Instructions for the task:
Apart from the images, output the data below exactly.
*** Listed records Section Begins ***
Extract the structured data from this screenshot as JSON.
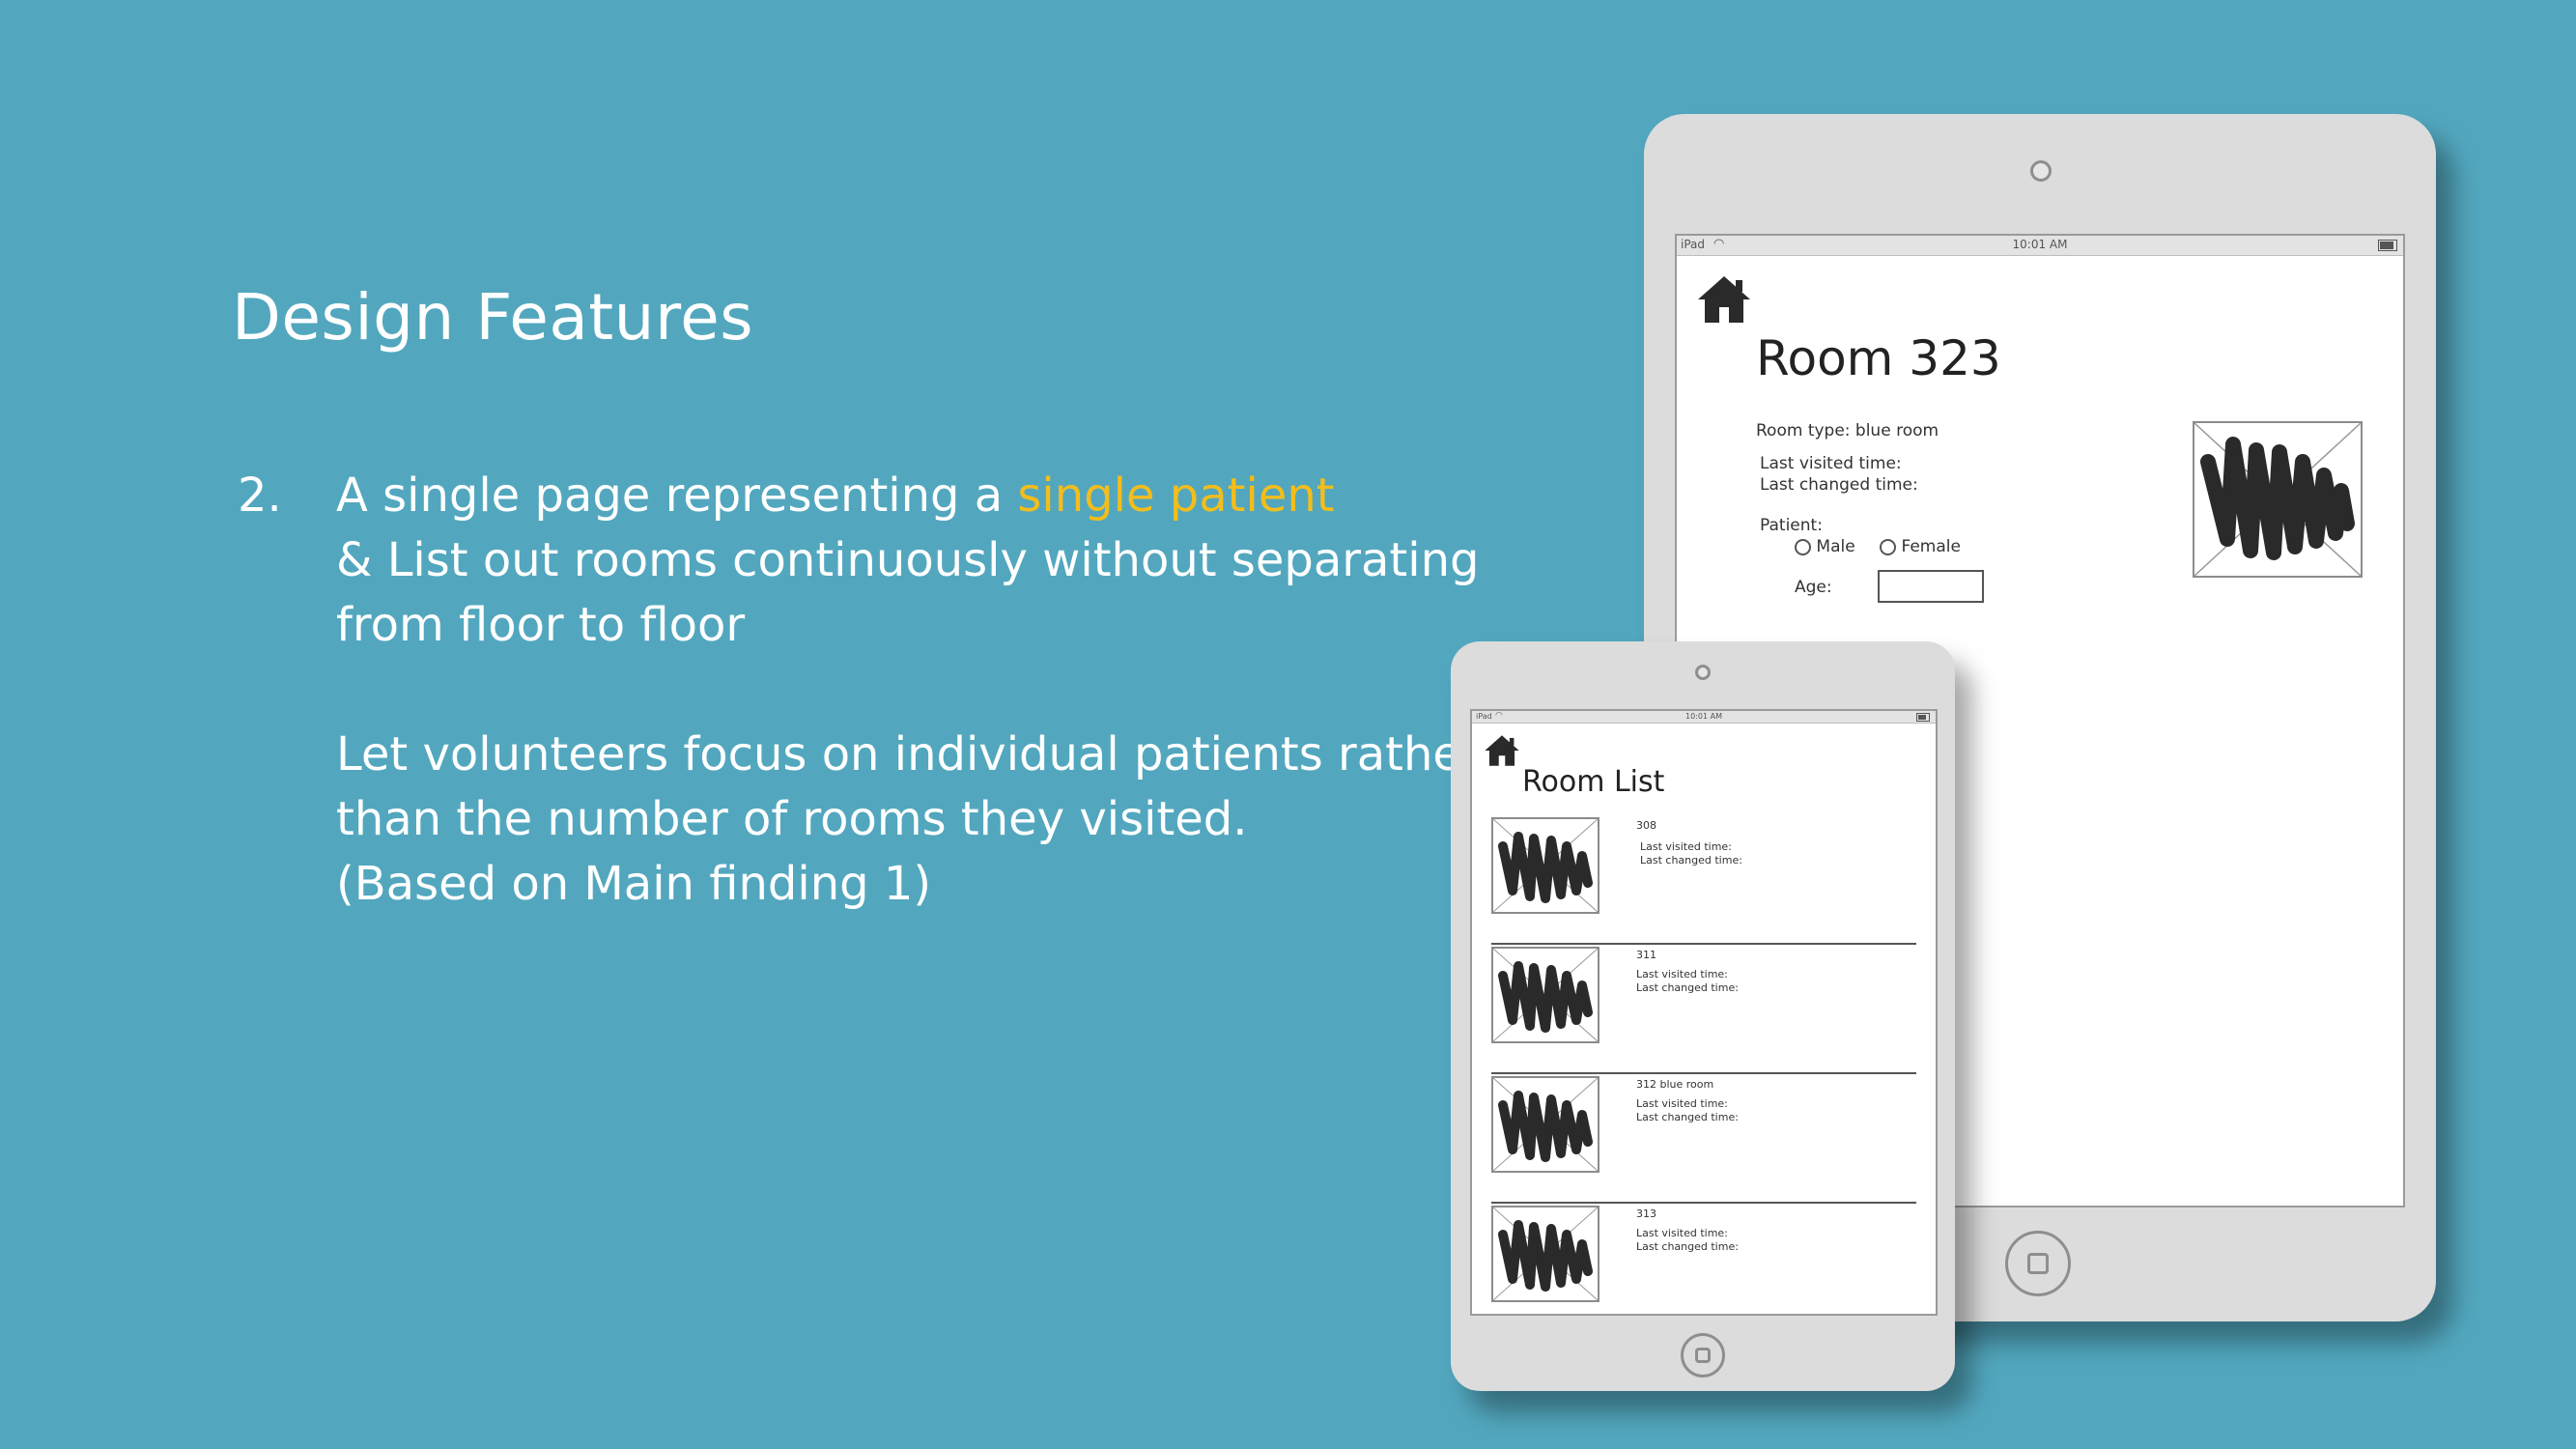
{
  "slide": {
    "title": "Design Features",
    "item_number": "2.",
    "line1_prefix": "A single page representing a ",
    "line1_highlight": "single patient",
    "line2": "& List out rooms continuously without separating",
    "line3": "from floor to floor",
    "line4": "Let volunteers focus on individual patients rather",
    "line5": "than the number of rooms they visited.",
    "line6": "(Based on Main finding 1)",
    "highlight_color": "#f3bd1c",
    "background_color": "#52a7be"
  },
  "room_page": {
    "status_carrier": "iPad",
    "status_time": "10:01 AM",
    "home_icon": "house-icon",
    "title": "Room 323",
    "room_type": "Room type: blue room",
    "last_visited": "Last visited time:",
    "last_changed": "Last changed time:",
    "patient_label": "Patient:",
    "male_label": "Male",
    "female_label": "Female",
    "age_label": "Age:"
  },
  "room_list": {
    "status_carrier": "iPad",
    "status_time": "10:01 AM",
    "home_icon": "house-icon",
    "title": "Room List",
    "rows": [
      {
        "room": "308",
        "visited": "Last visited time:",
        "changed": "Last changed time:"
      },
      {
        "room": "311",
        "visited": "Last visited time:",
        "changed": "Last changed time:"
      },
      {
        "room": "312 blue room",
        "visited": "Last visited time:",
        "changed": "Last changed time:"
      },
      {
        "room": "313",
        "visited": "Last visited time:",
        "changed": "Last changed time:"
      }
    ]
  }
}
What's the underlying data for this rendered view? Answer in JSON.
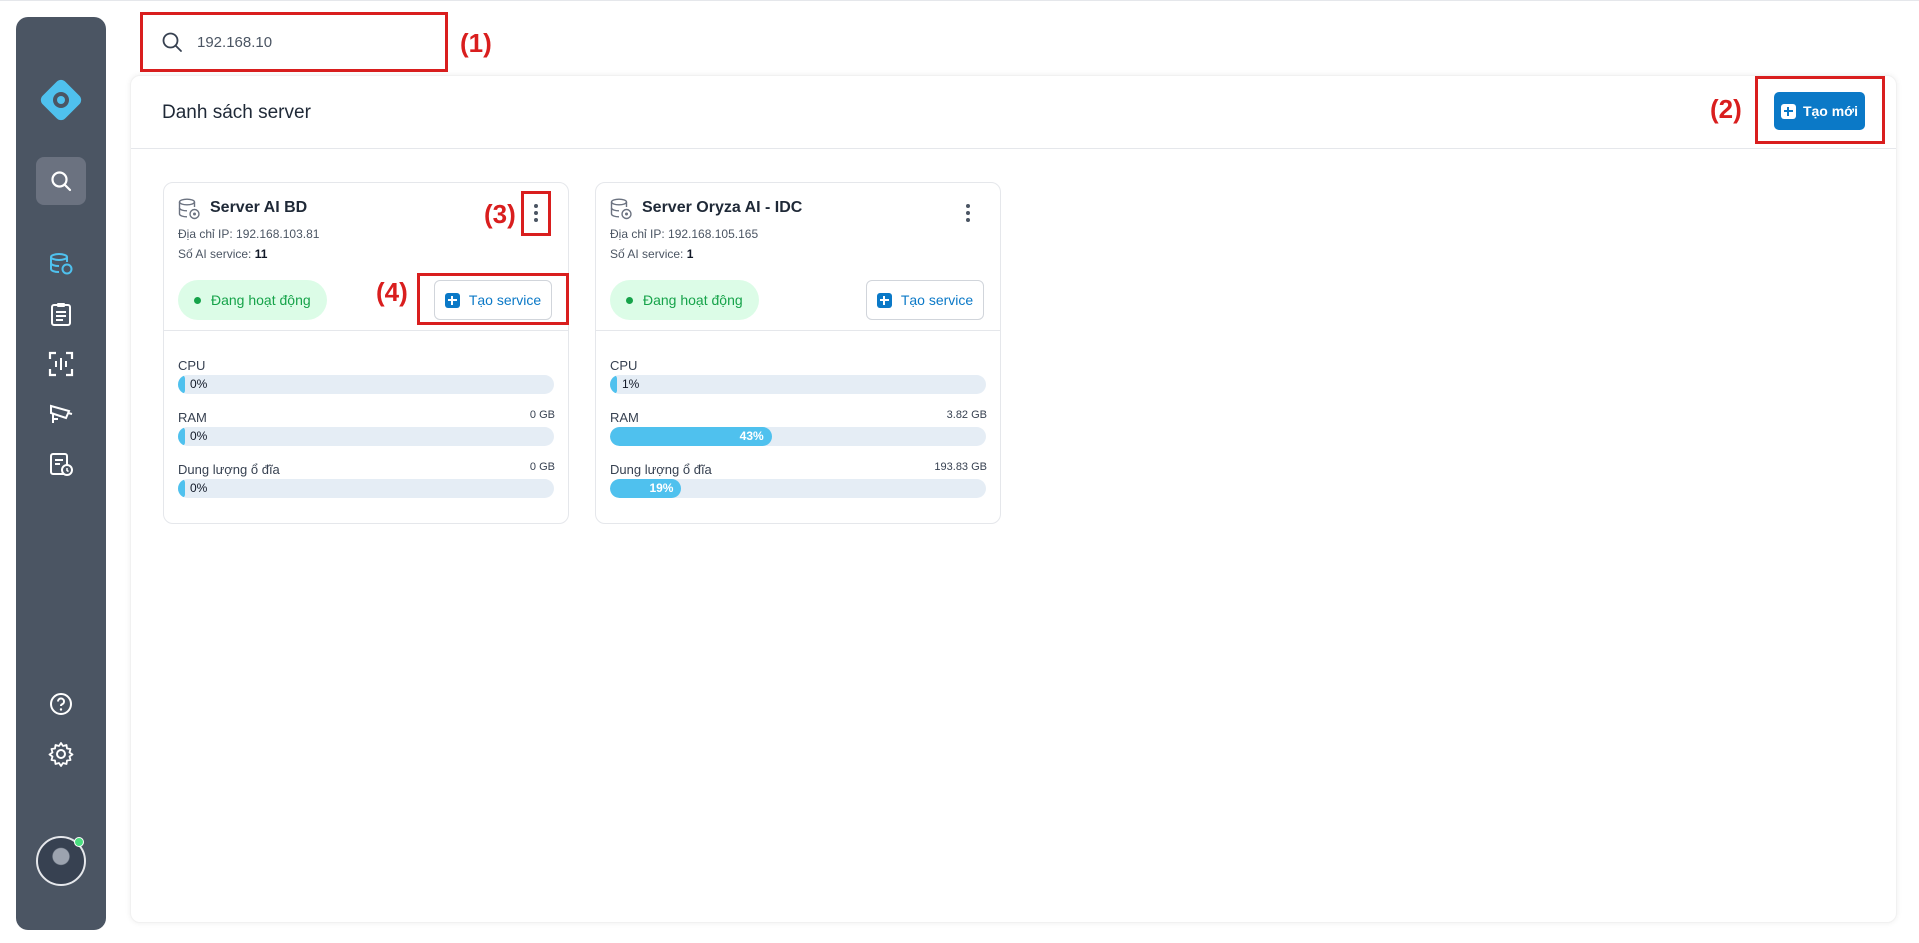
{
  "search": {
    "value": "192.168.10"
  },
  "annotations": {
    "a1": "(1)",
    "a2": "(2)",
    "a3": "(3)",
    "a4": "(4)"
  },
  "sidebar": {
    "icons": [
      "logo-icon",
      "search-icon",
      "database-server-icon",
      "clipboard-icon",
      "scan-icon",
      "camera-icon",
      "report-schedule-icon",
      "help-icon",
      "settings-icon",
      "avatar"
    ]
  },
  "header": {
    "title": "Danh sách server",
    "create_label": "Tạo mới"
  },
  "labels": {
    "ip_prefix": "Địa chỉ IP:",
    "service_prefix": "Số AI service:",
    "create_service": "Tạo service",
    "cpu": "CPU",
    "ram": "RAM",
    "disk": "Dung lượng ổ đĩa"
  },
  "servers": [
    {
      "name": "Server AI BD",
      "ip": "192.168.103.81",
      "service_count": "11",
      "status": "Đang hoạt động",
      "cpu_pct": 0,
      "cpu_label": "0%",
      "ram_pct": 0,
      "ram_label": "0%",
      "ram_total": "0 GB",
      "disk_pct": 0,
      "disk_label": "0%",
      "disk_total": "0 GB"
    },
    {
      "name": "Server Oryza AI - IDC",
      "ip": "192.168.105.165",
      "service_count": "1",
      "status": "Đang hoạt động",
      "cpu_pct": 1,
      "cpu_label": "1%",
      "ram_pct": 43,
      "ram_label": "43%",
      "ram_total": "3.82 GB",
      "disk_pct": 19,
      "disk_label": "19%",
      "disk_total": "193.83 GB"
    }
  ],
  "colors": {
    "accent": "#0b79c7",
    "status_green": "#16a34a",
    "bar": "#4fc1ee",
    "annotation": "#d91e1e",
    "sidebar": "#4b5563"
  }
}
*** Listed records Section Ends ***
Output:
Extract the structured data from this screenshot as JSON.
{
  "slide": {
    "title": "Design Features",
    "item_number": "2.",
    "line1_prefix": "A single page representing a ",
    "line1_highlight": "single patient",
    "line2": "& List out rooms continuously without separating",
    "line3": "from floor to floor",
    "line4": "Let volunteers focus on individual patients rather",
    "line5": "than the number of rooms they visited.",
    "line6": "(Based on Main finding 1)",
    "highlight_color": "#f3bd1c",
    "background_color": "#52a7be"
  },
  "room_page": {
    "status_carrier": "iPad",
    "status_time": "10:01 AM",
    "home_icon": "house-icon",
    "title": "Room 323",
    "room_type": "Room type: blue room",
    "last_visited": "Last visited time:",
    "last_changed": "Last changed time:",
    "patient_label": "Patient:",
    "male_label": "Male",
    "female_label": "Female",
    "age_label": "Age:"
  },
  "room_list": {
    "status_carrier": "iPad",
    "status_time": "10:01 AM",
    "home_icon": "house-icon",
    "title": "Room List",
    "rows": [
      {
        "room": "308",
        "visited": "Last visited time:",
        "changed": "Last changed time:"
      },
      {
        "room": "311",
        "visited": "Last visited time:",
        "changed": "Last changed time:"
      },
      {
        "room": "312 blue room",
        "visited": "Last visited time:",
        "changed": "Last changed time:"
      },
      {
        "room": "313",
        "visited": "Last visited time:",
        "changed": "Last changed time:"
      }
    ]
  }
}
What's the underlying data for this rendered view? Answer in JSON.
{
  "search": {
    "value": "192.168.10"
  },
  "annotations": {
    "a1": "(1)",
    "a2": "(2)",
    "a3": "(3)",
    "a4": "(4)"
  },
  "sidebar": {
    "icons": [
      "logo-icon",
      "search-icon",
      "database-server-icon",
      "clipboard-icon",
      "scan-icon",
      "camera-icon",
      "report-schedule-icon",
      "help-icon",
      "settings-icon",
      "avatar"
    ]
  },
  "header": {
    "title": "Danh sách server",
    "create_label": "Tạo mới"
  },
  "labels": {
    "ip_prefix": "Địa chỉ IP:",
    "service_prefix": "Số AI service:",
    "create_service": "Tạo service",
    "cpu": "CPU",
    "ram": "RAM",
    "disk": "Dung lượng ổ đĩa"
  },
  "servers": [
    {
      "name": "Server AI BD",
      "ip": "192.168.103.81",
      "service_count": "11",
      "status": "Đang hoạt động",
      "cpu_pct": 0,
      "cpu_label": "0%",
      "ram_pct": 0,
      "ram_label": "0%",
      "ram_total": "0 GB",
      "disk_pct": 0,
      "disk_label": "0%",
      "disk_total": "0 GB"
    },
    {
      "name": "Server Oryza AI - IDC",
      "ip": "192.168.105.165",
      "service_count": "1",
      "status": "Đang hoạt động",
      "cpu_pct": 1,
      "cpu_label": "1%",
      "ram_pct": 43,
      "ram_label": "43%",
      "ram_total": "3.82 GB",
      "disk_pct": 19,
      "disk_label": "19%",
      "disk_total": "193.83 GB"
    }
  ],
  "colors": {
    "accent": "#0b79c7",
    "status_green": "#16a34a",
    "bar": "#4fc1ee",
    "annotation": "#d91e1e",
    "sidebar": "#4b5563"
  }
}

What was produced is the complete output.